The EESC thus recommends that the current intervention mechanism be maintained, and that effective market management tools be implemented on a long-term basis.


It requests that partial compensation to growers for income lost as a result of beet price cuts be increased, insofar as possible, and allocated in full. It stresses the need to ensure that this aid is sustainable and for the sugar budget to be maintained at current levels.


The Committee welcomes the Commission proposal on a restructuring programme, but calls for growers to have a right to codecision and for aid to be granted to growers affected by factory closures to help them to restructure their farms.

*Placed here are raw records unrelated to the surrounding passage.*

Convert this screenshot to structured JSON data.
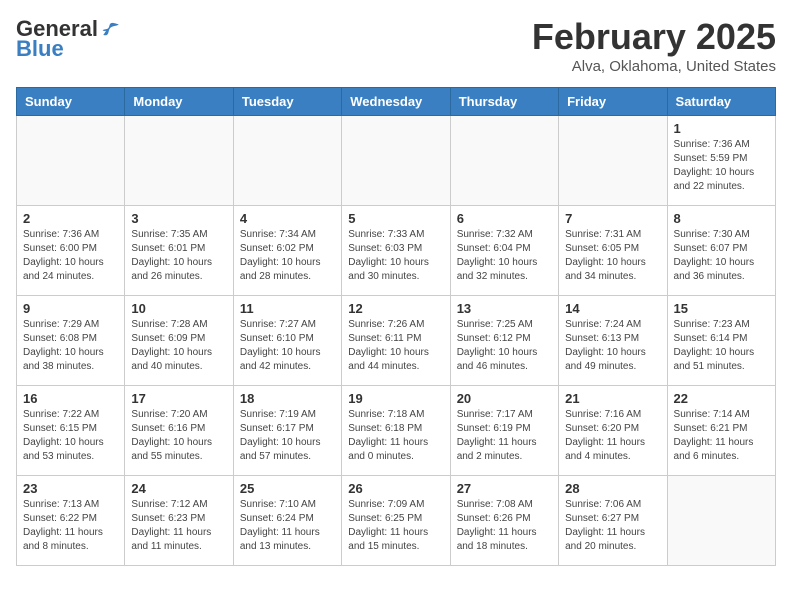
{
  "header": {
    "logo_general": "General",
    "logo_blue": "Blue",
    "month_title": "February 2025",
    "location": "Alva, Oklahoma, United States"
  },
  "weekdays": [
    "Sunday",
    "Monday",
    "Tuesday",
    "Wednesday",
    "Thursday",
    "Friday",
    "Saturday"
  ],
  "weeks": [
    [
      {
        "day": "",
        "info": ""
      },
      {
        "day": "",
        "info": ""
      },
      {
        "day": "",
        "info": ""
      },
      {
        "day": "",
        "info": ""
      },
      {
        "day": "",
        "info": ""
      },
      {
        "day": "",
        "info": ""
      },
      {
        "day": "1",
        "info": "Sunrise: 7:36 AM\nSunset: 5:59 PM\nDaylight: 10 hours\nand 22 minutes."
      }
    ],
    [
      {
        "day": "2",
        "info": "Sunrise: 7:36 AM\nSunset: 6:00 PM\nDaylight: 10 hours\nand 24 minutes."
      },
      {
        "day": "3",
        "info": "Sunrise: 7:35 AM\nSunset: 6:01 PM\nDaylight: 10 hours\nand 26 minutes."
      },
      {
        "day": "4",
        "info": "Sunrise: 7:34 AM\nSunset: 6:02 PM\nDaylight: 10 hours\nand 28 minutes."
      },
      {
        "day": "5",
        "info": "Sunrise: 7:33 AM\nSunset: 6:03 PM\nDaylight: 10 hours\nand 30 minutes."
      },
      {
        "day": "6",
        "info": "Sunrise: 7:32 AM\nSunset: 6:04 PM\nDaylight: 10 hours\nand 32 minutes."
      },
      {
        "day": "7",
        "info": "Sunrise: 7:31 AM\nSunset: 6:05 PM\nDaylight: 10 hours\nand 34 minutes."
      },
      {
        "day": "8",
        "info": "Sunrise: 7:30 AM\nSunset: 6:07 PM\nDaylight: 10 hours\nand 36 minutes."
      }
    ],
    [
      {
        "day": "9",
        "info": "Sunrise: 7:29 AM\nSunset: 6:08 PM\nDaylight: 10 hours\nand 38 minutes."
      },
      {
        "day": "10",
        "info": "Sunrise: 7:28 AM\nSunset: 6:09 PM\nDaylight: 10 hours\nand 40 minutes."
      },
      {
        "day": "11",
        "info": "Sunrise: 7:27 AM\nSunset: 6:10 PM\nDaylight: 10 hours\nand 42 minutes."
      },
      {
        "day": "12",
        "info": "Sunrise: 7:26 AM\nSunset: 6:11 PM\nDaylight: 10 hours\nand 44 minutes."
      },
      {
        "day": "13",
        "info": "Sunrise: 7:25 AM\nSunset: 6:12 PM\nDaylight: 10 hours\nand 46 minutes."
      },
      {
        "day": "14",
        "info": "Sunrise: 7:24 AM\nSunset: 6:13 PM\nDaylight: 10 hours\nand 49 minutes."
      },
      {
        "day": "15",
        "info": "Sunrise: 7:23 AM\nSunset: 6:14 PM\nDaylight: 10 hours\nand 51 minutes."
      }
    ],
    [
      {
        "day": "16",
        "info": "Sunrise: 7:22 AM\nSunset: 6:15 PM\nDaylight: 10 hours\nand 53 minutes."
      },
      {
        "day": "17",
        "info": "Sunrise: 7:20 AM\nSunset: 6:16 PM\nDaylight: 10 hours\nand 55 minutes."
      },
      {
        "day": "18",
        "info": "Sunrise: 7:19 AM\nSunset: 6:17 PM\nDaylight: 10 hours\nand 57 minutes."
      },
      {
        "day": "19",
        "info": "Sunrise: 7:18 AM\nSunset: 6:18 PM\nDaylight: 11 hours\nand 0 minutes."
      },
      {
        "day": "20",
        "info": "Sunrise: 7:17 AM\nSunset: 6:19 PM\nDaylight: 11 hours\nand 2 minutes."
      },
      {
        "day": "21",
        "info": "Sunrise: 7:16 AM\nSunset: 6:20 PM\nDaylight: 11 hours\nand 4 minutes."
      },
      {
        "day": "22",
        "info": "Sunrise: 7:14 AM\nSunset: 6:21 PM\nDaylight: 11 hours\nand 6 minutes."
      }
    ],
    [
      {
        "day": "23",
        "info": "Sunrise: 7:13 AM\nSunset: 6:22 PM\nDaylight: 11 hours\nand 8 minutes."
      },
      {
        "day": "24",
        "info": "Sunrise: 7:12 AM\nSunset: 6:23 PM\nDaylight: 11 hours\nand 11 minutes."
      },
      {
        "day": "25",
        "info": "Sunrise: 7:10 AM\nSunset: 6:24 PM\nDaylight: 11 hours\nand 13 minutes."
      },
      {
        "day": "26",
        "info": "Sunrise: 7:09 AM\nSunset: 6:25 PM\nDaylight: 11 hours\nand 15 minutes."
      },
      {
        "day": "27",
        "info": "Sunrise: 7:08 AM\nSunset: 6:26 PM\nDaylight: 11 hours\nand 18 minutes."
      },
      {
        "day": "28",
        "info": "Sunrise: 7:06 AM\nSunset: 6:27 PM\nDaylight: 11 hours\nand 20 minutes."
      },
      {
        "day": "",
        "info": ""
      }
    ]
  ]
}
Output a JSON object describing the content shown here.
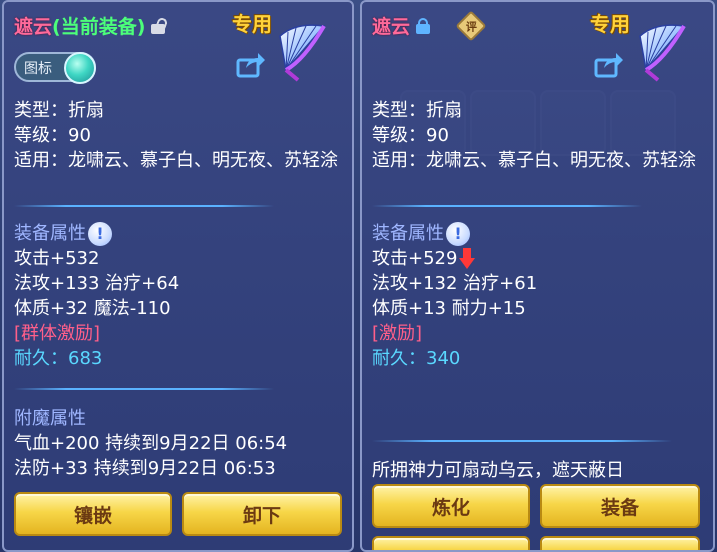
{
  "left_panel": {
    "item_name": "遮云",
    "status": "(当前装备)",
    "exclusive_tag": "专用",
    "toggle_label": "图标",
    "type_line": "类型：折扇",
    "level_line": "等级：90",
    "usage_line": "适用：龙啸云、慕子白、明无夜、苏轻涂",
    "attr_section": "装备属性",
    "attr_lines": [
      "攻击+532",
      "法攻+133 治疗+64",
      "体质+32 魔法-110"
    ],
    "bonus": "[群体激励]",
    "durability_label": "耐久：",
    "durability_value": "683",
    "enchant_section": "附魔属性",
    "enchant_lines": [
      "气血+200 持续到9月22日 06:54",
      "法防+33 持续到9月22日 06:53"
    ],
    "buttons": [
      "镶嵌",
      "卸下"
    ]
  },
  "right_panel": {
    "item_name": "遮云",
    "eval_badge": "评",
    "exclusive_tag": "专用",
    "type_line": "类型：折扇",
    "level_line": "等级：90",
    "usage_line": "适用：龙啸云、慕子白、明无夜、苏轻涂",
    "attr_section": "装备属性",
    "attr_lines": [
      "攻击+529",
      "法攻+132 治疗+61",
      "体质+13 耐力+15"
    ],
    "bonus": "[激励]",
    "durability_label": "耐久：",
    "durability_value": "340",
    "description": "所拥神力可扇动乌云，遮天蔽日",
    "buttons": [
      "炼化",
      "装备"
    ]
  },
  "icons": {
    "fan": "folding-fan-icon",
    "share": "share-icon",
    "lock": "lock-icon",
    "info": "exclamation-icon",
    "down_arrow": "down-arrow-icon"
  },
  "colors": {
    "item_name": "#ff6a9a",
    "current_equipped": "#4cff7a",
    "exclusive": "#ffd23a",
    "section": "#9fb6ff",
    "bonus": "#ff5f8a",
    "durability": "#5ad8ff",
    "button": "#f7d648"
  }
}
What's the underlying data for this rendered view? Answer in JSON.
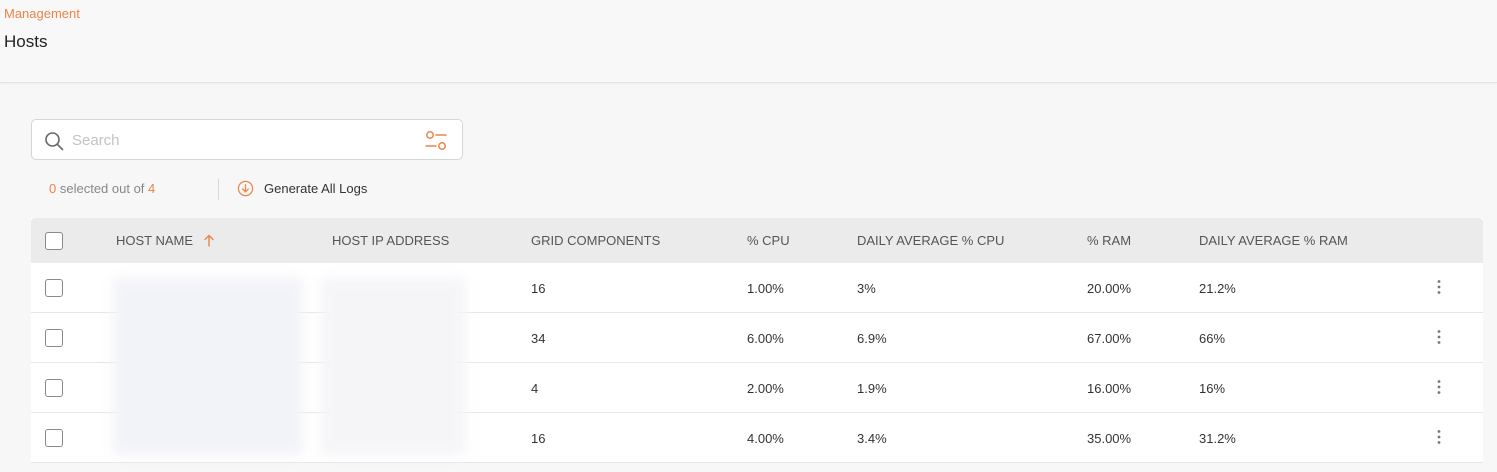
{
  "breadcrumb": "Management",
  "page_title": "Hosts",
  "search": {
    "placeholder": "Search"
  },
  "selection": {
    "selected": "0",
    "text": "selected out of",
    "total": "4"
  },
  "actions": {
    "generate_logs_label": "Generate All Logs"
  },
  "colors": {
    "accent": "#e8854a",
    "header_bg": "#ebebeb"
  },
  "table": {
    "columns": [
      "HOST NAME",
      "HOST IP ADDRESS",
      "GRID COMPONENTS",
      "% CPU",
      "DAILY AVERAGE % CPU",
      "% RAM",
      "DAILY AVERAGE % RAM"
    ],
    "sort_column": "HOST NAME",
    "sort_direction": "ascending",
    "rows": [
      {
        "grid_components": "16",
        "cpu": "1.00%",
        "daily_avg_cpu": "3%",
        "ram": "20.00%",
        "daily_avg_ram": "21.2%"
      },
      {
        "grid_components": "34",
        "cpu": "6.00%",
        "daily_avg_cpu": "6.9%",
        "ram": "67.00%",
        "daily_avg_ram": "66%"
      },
      {
        "grid_components": "4",
        "cpu": "2.00%",
        "daily_avg_cpu": "1.9%",
        "ram": "16.00%",
        "daily_avg_ram": "16%"
      },
      {
        "grid_components": "16",
        "cpu": "4.00%",
        "daily_avg_cpu": "3.4%",
        "ram": "35.00%",
        "daily_avg_ram": "31.2%"
      }
    ]
  },
  "icons": {
    "search": "search-icon",
    "filter": "filter-icon",
    "generate": "download-circle-icon",
    "sort": "arrow-up-icon",
    "row_menu": "kebab-menu-icon"
  }
}
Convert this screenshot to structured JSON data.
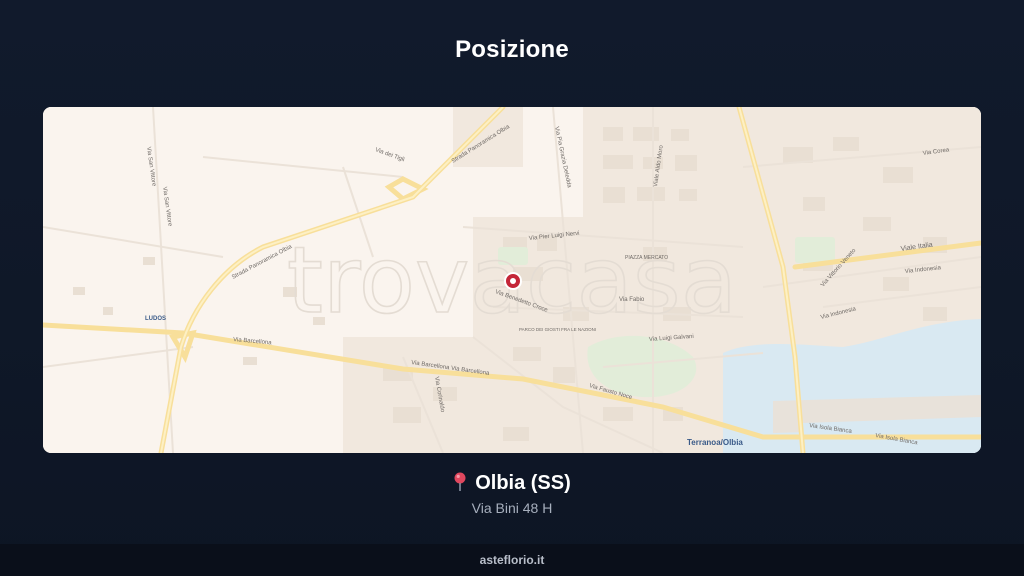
{
  "page": {
    "title": "Posizione"
  },
  "map": {
    "watermark": "trovacasa",
    "labels": {
      "strada_panoramica_1": "Strada Panoramica Olbia",
      "strada_panoramica_2": "Strada Panoramica Olbia",
      "via_dei_tigli": "Via dei Tigli",
      "via_san_vittore": "Via San Vittore",
      "via_san_vittore_2": "Via San Vittore",
      "ludos": "LUDOS",
      "via_barcellona": "Via Barcellona",
      "via_barcellona_2": "Via Barcellona Via Barcellona",
      "via_gramsci": "Via Pia Grazia Deledda",
      "via_aldo_moro": "Viale Aldo Moro",
      "via_pier_luigi_nervi": "Via Pier Luigi Nervi",
      "piazza_mercato": "PIAZZA MERCATO",
      "via_fabio": "Via Fabio",
      "via_benedetto": "Via Benedetto Croce",
      "parco": "PARCO DEI GIOSTI\nFRA LE NAZIONI",
      "via_luigi_galvani": "Via Luigi Galvani",
      "via_fausto_noce": "Via Fausto Noce",
      "via_corea": "Via Corea",
      "viale_italia": "Viale Italia",
      "via_indonesia": "Via Indonesia",
      "via_indonesia_2": "Via Indonesia",
      "via_vittorio_veneto": "Via Vittorio Veneto",
      "terranova": "Terranoa/Olbia",
      "via_isola_bianca": "Via Isola Bianca",
      "via_isola_bianca_2": "Via Isola Bianca",
      "via_corinaldo": "Via Corinaldo"
    },
    "colors": {
      "land": "#faf4ee",
      "block": "#efe6dc",
      "road": "#fbe3a0",
      "water": "#dcebf3",
      "park": "#dfecd6",
      "marker": "#c42638"
    }
  },
  "location": {
    "pin_icon": "pushpin-icon",
    "city": "Olbia (SS)",
    "address": "Via Bini 48 H"
  },
  "footer": {
    "site": "asteflorio.it"
  }
}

The EESC reiterates its view that the European Structural Funds and the European Social Fund should be mobilised in order to give workers affected by the restructuring of the European sugar industry the best opportunities to develop new career paths, as well as the necessary compensation.


The EESC considers that the sugar sector must, as a matter of urgency, be included in the energy debate (a biofuels policy) as a means of helping to offset the reform's more harmful consequences.


The Committee insists that the destabilising effects of sugar imports from the Balkans be corrected without delay.


The EESC calls on the Council to monitor the situation in regions which are facing difficulties or which offer few profitable alternatives within farming.

Brussels, 26 October 2005.

The President

of the European Economic and Social Committee

Anne-Marie SIGMUND

(1)  ACP countries: developing African, Caribbean and Pacific States, signatories to the Cotonou agreement.

(2)  COM(2004) 499 final.

(3)  OJ C 157, p. 102.

(4)  COM(2005) 263 final.

(5)  COM(2005) 266 final.

(6)  See footnote 3.

(7)  OJ C 157 of 28.6.2005.

(8)  OJ C 157 of 28.6.2005.

(9)  OJ C 157 of 28.6.2005.

(10)  See also OJ C 157 of 28.6.2005.

(11)  See also OJ C 157 of 28.6.2005.